ZAK | BRANICKA juxtaposes three original series of Witkacy’s photographs from 1931 and 1932, in which the artist poses and assumes different grimacing faces, with Jozef Robakowski’s My Video Masochisms from 1986 and The Astral Photography series that he developed in the 1970’s. Witkacy’s photos are experiments with changing identity, purposeful and conscious humiliation, and self-referential irony that mock the idea of the perceived “Myth of the Artist.” He produced such photographs throughout his entire life, always in series of photographs, most of which were titled so absurdly as, Unknown Photo of Unknown Movie Star, Carfaldo Ricci.

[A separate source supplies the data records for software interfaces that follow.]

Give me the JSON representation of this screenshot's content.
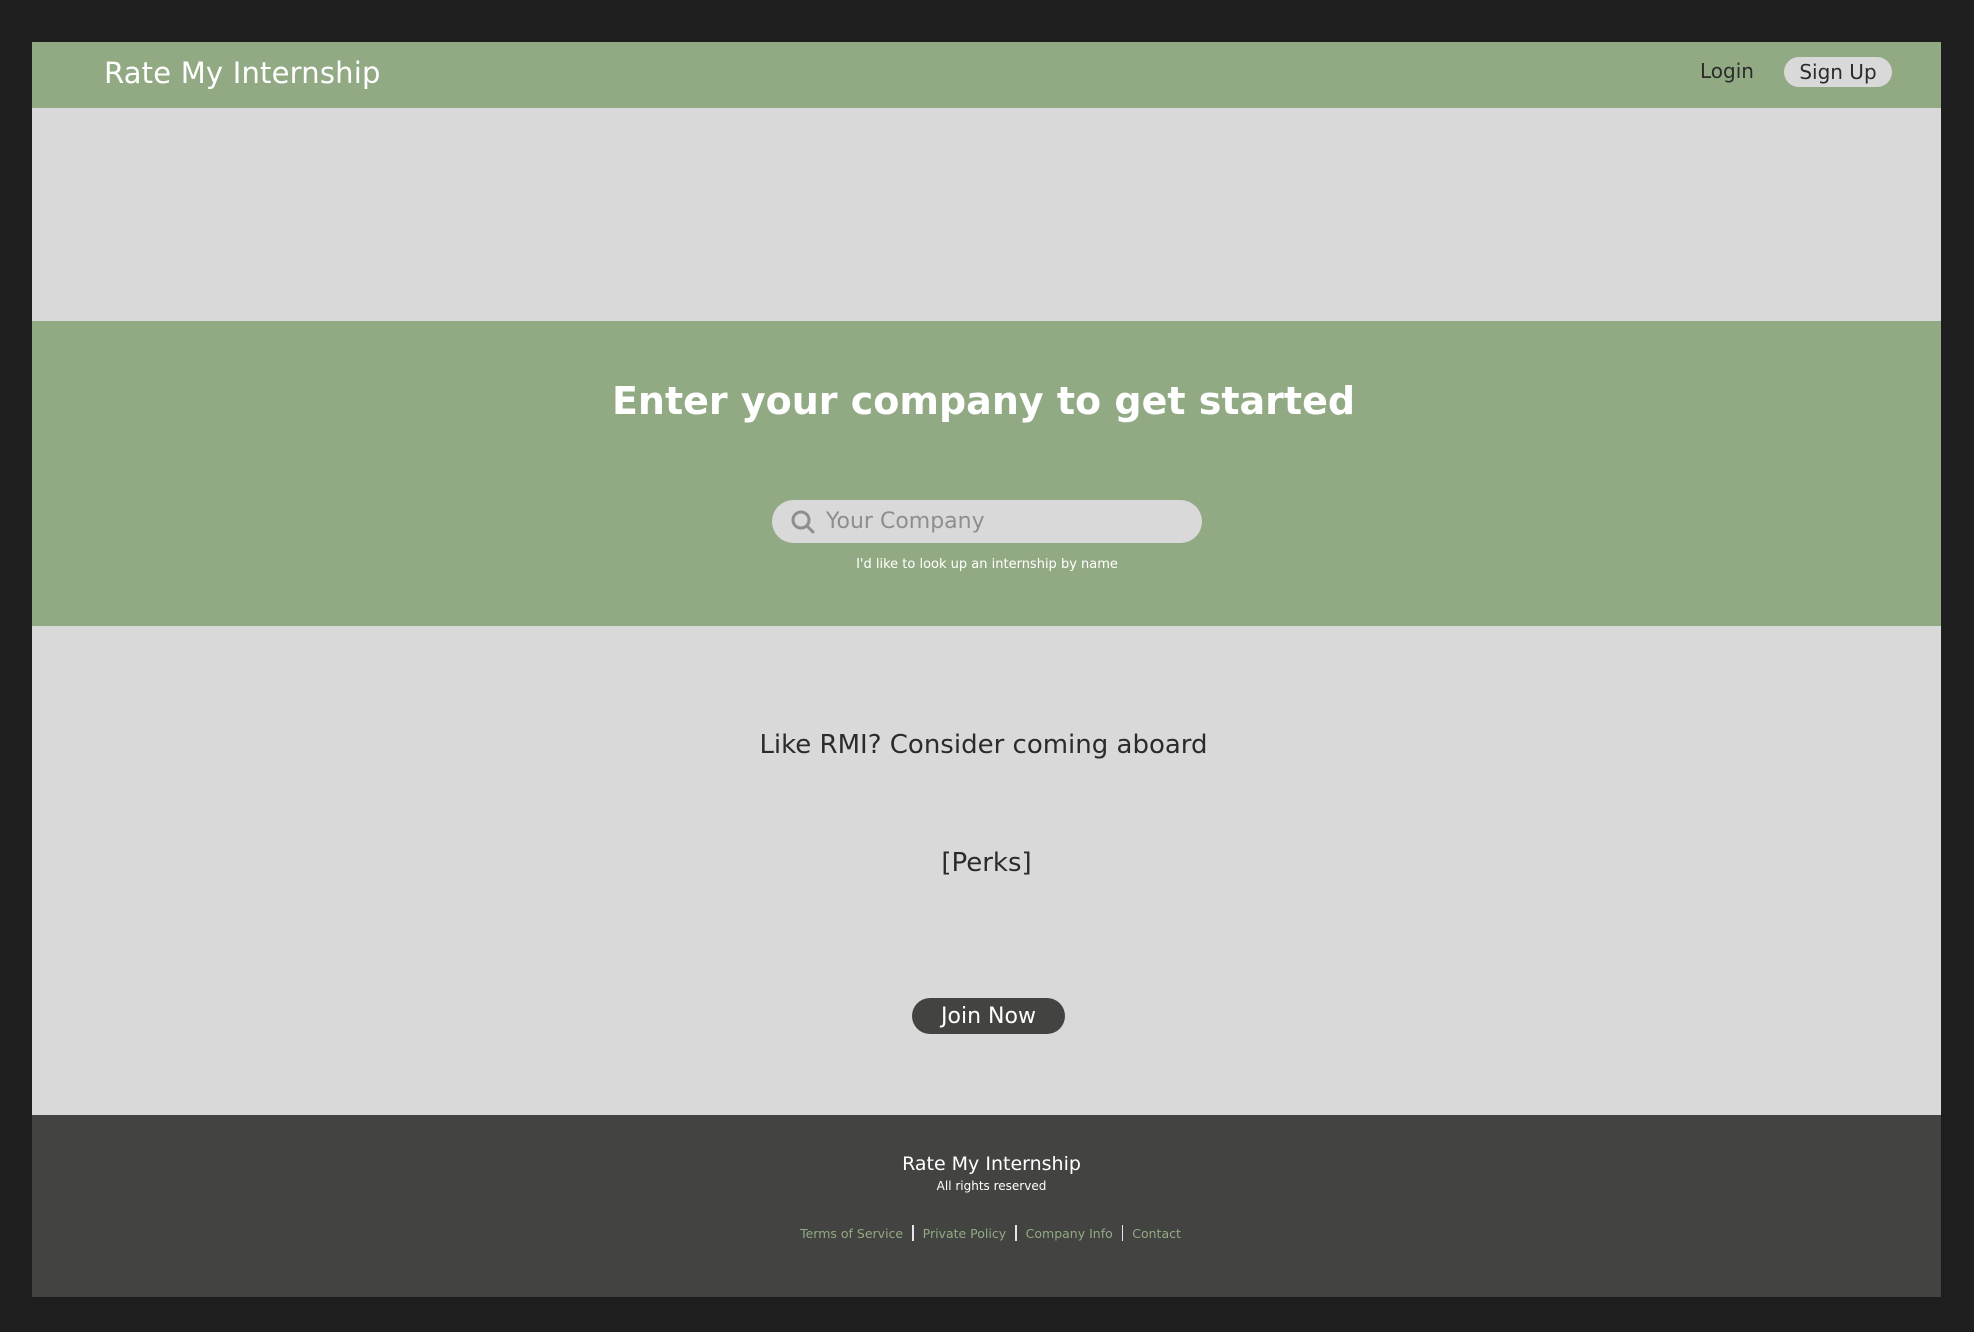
{
  "colors": {
    "page_background": "#1e1e1e",
    "canvas": "#d9d9d9",
    "accent_green": "#92aa84",
    "dark": "#434341",
    "text_dark": "#2b2b2b",
    "white": "#ffffff"
  },
  "header": {
    "brand": "Rate My Internship",
    "login_label": "Login",
    "signup_label": "Sign Up"
  },
  "hero": {
    "title": "Enter your company to get started",
    "search": {
      "icon": "search-icon",
      "placeholder": "Your Company",
      "value": ""
    },
    "hint": "I'd like to look up an internship by name"
  },
  "join": {
    "heading": "Like RMI? Consider coming aboard",
    "perks": "[Perks]",
    "button_label": "Join Now"
  },
  "footer": {
    "brand": "Rate My Internship",
    "rights": "All rights reserved",
    "links": [
      "Terms of Service",
      "Private Policy",
      "Company Info",
      "Contact"
    ]
  }
}
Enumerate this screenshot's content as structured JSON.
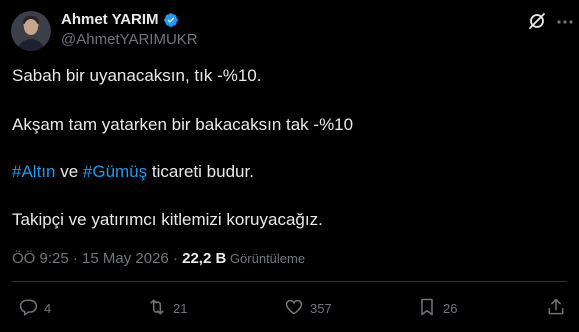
{
  "author": {
    "display_name": "Ahmet YARIM",
    "handle": "@AhmetYARIMUKR",
    "verified": true
  },
  "tweet": {
    "line1": "Sabah bir uyanacaksın, tık -%10.",
    "line2": "Akşam tam yatarken bir bakacaksın tak -%10",
    "line3": {
      "hashtag1": "#Altın",
      "connector": " ve ",
      "hashtag2": "#Gümüş",
      "rest": " ticareti budur."
    },
    "line4": "Takipçi ve yatırımcı kitlemizi koruyacağız."
  },
  "meta": {
    "time": "ÖÖ 9:25",
    "separator1": " · ",
    "date": "15 May 2026",
    "separator2": " · ",
    "views_count": "22,2 B",
    "views_label": " Görüntüleme"
  },
  "actions": {
    "replies": "4",
    "retweets": "21",
    "likes": "357",
    "bookmarks": "26"
  },
  "colors": {
    "background": "#000000",
    "text": "#e7e9ea",
    "muted": "#71767b",
    "accent": "#1d9bf0"
  },
  "icons": [
    "verified-badge-icon",
    "grok-icon",
    "more-icon",
    "reply-icon",
    "retweet-icon",
    "like-icon",
    "bookmark-icon",
    "share-icon"
  ]
}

In My Video Masochisms, Robakowski, making contorted faces at the camera, simulates piercing his cheeks with wire, drilling through his ears, and taking an immersion heater into his mouth. Deadpan, the artist plays as though he is suffering through his art and in its name. His contrast with his contemporary movements (eg. Viennese Actionism) and ironic disembowelment of them is a glimpse partially into his nihilism and partially into his absurd sense of humour. Beginning in 1971, the series of hypothetical Astral Photography, provided with such witty titles as Self-Portrait in Absinthe Fumes or An Imaginary Form of a Stomach Ulcer, is a parody of the language of conceptual art.

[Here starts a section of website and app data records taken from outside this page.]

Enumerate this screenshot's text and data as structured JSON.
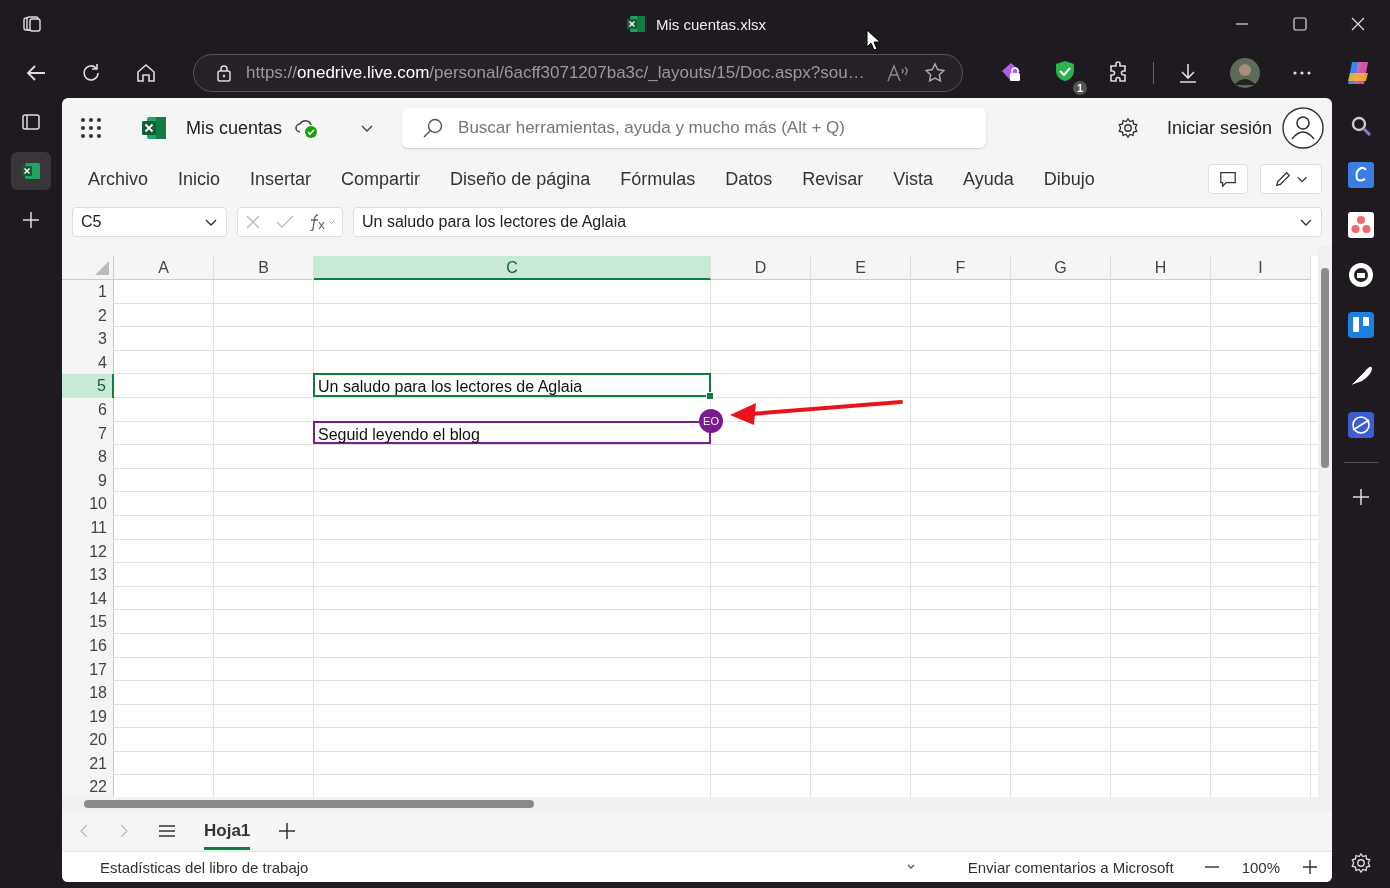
{
  "browser": {
    "title": "Mis cuentas.xlsx",
    "url_scheme": "https://",
    "url_host": "onedrive.live.com",
    "url_path": "/personal/6acff3071207ba3c/_layouts/15/Doc.aspx?sou…",
    "extension_badge": "1"
  },
  "app": {
    "doc_name": "Mis cuentas",
    "search_placeholder": "Buscar herramientas, ayuda y mucho más (Alt + Q)",
    "sign_in": "Iniciar sesión"
  },
  "ribbon_tabs": [
    {
      "label": "Archivo"
    },
    {
      "label": "Inicio"
    },
    {
      "label": "Insertar"
    },
    {
      "label": "Compartir"
    },
    {
      "label": "Diseño de página"
    },
    {
      "label": "Fórmulas"
    },
    {
      "label": "Datos"
    },
    {
      "label": "Revisar"
    },
    {
      "label": "Vista"
    },
    {
      "label": "Ayuda"
    },
    {
      "label": "Dibujo"
    }
  ],
  "formula_bar": {
    "name_box": "C5",
    "formula": "Un saludo para los lectores de Aglaia"
  },
  "grid": {
    "columns": [
      {
        "label": "A",
        "selected": false
      },
      {
        "label": "B",
        "selected": false
      },
      {
        "label": "C",
        "selected": true
      },
      {
        "label": "D",
        "selected": false
      },
      {
        "label": "E",
        "selected": false
      },
      {
        "label": "F",
        "selected": false
      },
      {
        "label": "G",
        "selected": false
      },
      {
        "label": "H",
        "selected": false
      },
      {
        "label": "I",
        "selected": false
      }
    ],
    "rows": [
      {
        "label": "1",
        "selected": false
      },
      {
        "label": "2",
        "selected": false
      },
      {
        "label": "3",
        "selected": false
      },
      {
        "label": "4",
        "selected": false
      },
      {
        "label": "5",
        "selected": true,
        "cells": [
          null,
          null,
          {
            "text": "Un saludo para los lectores de Aglaia",
            "selected": true
          }
        ]
      },
      {
        "label": "6",
        "selected": false
      },
      {
        "label": "7",
        "selected": false,
        "cells": [
          null,
          null,
          {
            "text": "Seguid leyendo el blog",
            "selected": false,
            "collaborator": {
              "initials": "EO",
              "color": "#7a1c8c"
            }
          }
        ]
      },
      {
        "label": "8",
        "selected": false
      },
      {
        "label": "9",
        "selected": false
      },
      {
        "label": "10",
        "selected": false
      },
      {
        "label": "11",
        "selected": false
      },
      {
        "label": "12",
        "selected": false
      },
      {
        "label": "13",
        "selected": false
      },
      {
        "label": "14",
        "selected": false
      },
      {
        "label": "15",
        "selected": false
      },
      {
        "label": "16",
        "selected": false
      },
      {
        "label": "17",
        "selected": false
      },
      {
        "label": "18",
        "selected": false
      },
      {
        "label": "19",
        "selected": false
      },
      {
        "label": "20",
        "selected": false
      },
      {
        "label": "21",
        "selected": false
      },
      {
        "label": "22",
        "selected": false
      }
    ]
  },
  "sheet_tabs": [
    {
      "label": "Hoja1",
      "selected": true
    }
  ],
  "status_bar": {
    "left": "Estadísticas del libro de trabajo",
    "feedback": "Enviar comentarios a Microsoft",
    "zoom": "100%"
  }
}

It is accompanied by a pseudo-scientific tract written based on the agglutination of lies and absurdities regarding a new method of creating photography performed by putting a negative against one’s forehead. Robakowski’s series was inspired by pre-war scientific articles written about spiritual séances. They are all the more interesting in that, during the 1920’s Witkacy participated in more than a few or these séances (he wanted to see his deceased Fiancée, and created a drawing entitled, The Last Astral Trip, 1926), an example of which can be seen in the exhibited photograph of Witkacy wearing a white shirt over his head, pretending to be a phantom.
An exhibition framing both of these exquisite swindlers has long been overdue. Witkacy and Robakowski’s overtly humorous approaches to their work, eternally abnormal and inconvenient in their own times, work today so much more poignantly and at the same time remain fresh and extremely expressive.
Video Point | White video:
Jastrubczak is a young multimedia artist who examines the fields of invisibility, disappearance, ephemeral revelation and lunacy. At the same time as his work is absurd and amusing, it is also deliberate and somber. In White Film, we see Jastrubczak sitting in a white bathrobe with a white square suspended to cover his face (with eyeholes, also square). He is tapping out a beat. Jastrubczak presses an unidentified buzzer into the bottom of an empty white bowl on the table in front of him and taps the table, a white mug, and a pair of scissors with the back of a spoon. In the short video, Jastrubzcak renders himself neutral by shielding his identity and nullifies himself in white. He becomes another white object, like the mug or the table, performing an action and only fulfilling his duty: a white robot.
Opening reception on Friday, February 6th, 2009, 6 - 9 pm
Lindenstr. 35, D-10969 Berlin